A prison volunteer worker and the murderer she allegedly helped escape were nabbed in a chance encounter with police, who were in a mall parking lot discussing strategy for the capture when the couple walked out a bookstore, police said on Saturday.
Friday's arrests of Toby Young and John Manard came nearly two weeks after authorities say Young drove out of Lansing Correctional Facility with Manard hidden in a dog crate. Young ran a dog-training program at the prison and a guard did not check her van because he trusted her, authorities said.
The two vanished, but on Friday authorities got a tip that Young had bought a pickup truck in Missouri in the days before the escape, Kansas Corrections Department spokesman Bill Miskell said.
The receipt included the address of a remote cabin in Alpine, Tennessee, which officers staked out.
"They had a pretty good head start, but they left some crumbs along the way," Deputy US Marshal Ray Stewart said at a news conference on Saturday. "I guess you could say we were hungry."
The pickup was spotted about 160km to the south in Chattanooga, where more officers gathered in a mall parking lot, Stewart said.
As the undercover officers discussed strategy to capture the pair, Manard, 27, and Young, 48, walked out of a Barnes & Noble bookstore and past them, Stewart said. Authorities caught them after a brief chase on Interstate 75 between Chattanooga and Knoxville.
Manard and Young, who authorities said had more than US$10,000 in cash and two guns when they disappeared, had altered their appearance and "looked significantly different" when arrested, Stewart said.
When Manard was arrested, he told authorities that Young was being held hostage, but the receipts indicate otherwise, Stewart said.
"It's obvious to me and others in this investigation that she was an active participant," he said.
Authorities said they weren't sure how long the two had been at the cabin and do not know the nature of the pair's relationship.
Young is married to a firefighter and has children, but authorities believe her family was not aware of her plans.
Manard was serving a life sentence for first-degree murder, aggravated robbery and possession of firearms in the 1996 killing of a man during a carjacking.

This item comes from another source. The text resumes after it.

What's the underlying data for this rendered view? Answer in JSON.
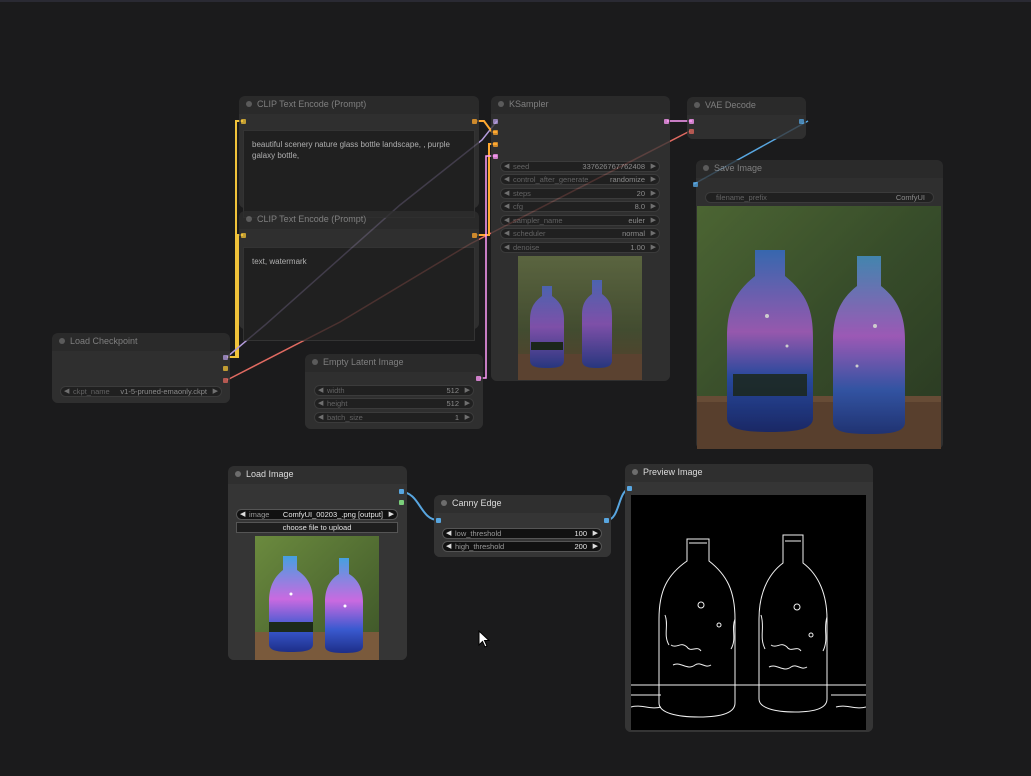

He now will face additional charges of aggravated escape from custody.
Miskell, the corrections department spokesman, said all procedures involving volunteer programs at the prison are being reviewed, but officials hope to continue the Safe Harbor Prison Dog Program, in which dogs from animal shelters were trained by inmates so they could be adopted.
CLOSELY TRACKED: A US officer said that the warplanes were watched as they flew from Russia by way of Iran and Syria to Libya and were photographed multiple times The US Africa Command flatly rejected Russian claims that Moscow did not deploy fighter jets to Libya, saying on Friday that the 14 aircraft flown in reflect Russia’s long-term goal to establish a foothold in the region that could threaten NATO allies. US Brigadier General Gregory Hadfield, deputy director of intelligence, said that the US tracked the MiG-29s and Su-24 fighter bombers flown in by Russian military, passing through Iran and Syria before landing at Libya’s al-Jufra air base. The base is the main forward airfield for Field Marshal Khalifa Haftar and his self-styled Libyan National Army, which has been waging an
‘SACRIFICED’: Hu Weifeng became the sixth doctor to die from COVID-19 at Wuhan Central Hospital, where calls to raise the alarm over the virus were suppressed The death of a Chinese doctor at Wuhan’s “whistle-blower hospital” has prompted a wave of anger at hospital authorities for not protecting front-line health workers in the face of the COVID-19 outbreak. Hu Weifeng (胡衛鋒), 42, a urologist at Wuhan Central Hospital where the whistle-blower ophthalmologist Li Wenliang (李文亮) worked, died of the virus on Tuesday after a four-month battle. Hu is the sixth doctor from his hospital killed by the virus. Another doctor who spoke out, Ai Fen (艾芬), said that authorities told hospital staff not to wear protective gear so as not to cause panic and reprimanded her for “harming
Singapore’s otters, long adored by the city-state’s nature lovers, are popping up in unexpected places during the COVID-19 lockdown, but their antics have angered some and even sparked calls for a cull. With the streets empty, the creatures have been spotted hanging out by a shopping center, scampering through the lobby of a hospital and even feasting on pricey fish stolen from a pond. While many think of tiny Singapore as a densely populated concrete jungle, it is also relatively green for a busy Asian city, and has patches of rainforest, fairly clean waterways and abundant wildlife. There are estimated to be about
Indonesian officials are forcing people who break social distancing rules to recite Koran verses, stay in “haunted” houses and submit to public shaming on social media as the country battles to contain surging novel coronavirus infections. The Southeast Asian archipelago began deploying about 340,000 troops across two dozen cities to oversee enforcement of measures aimed at halting transmission of the disease, such as wearing masks in public. However, provincial leaders are buttressing these efforts with their own zealous campaigns to fight the coronavirus. Police in western Bengkulu Province have assembled a 40-person squad to find lockdown scofflaws and force them to wear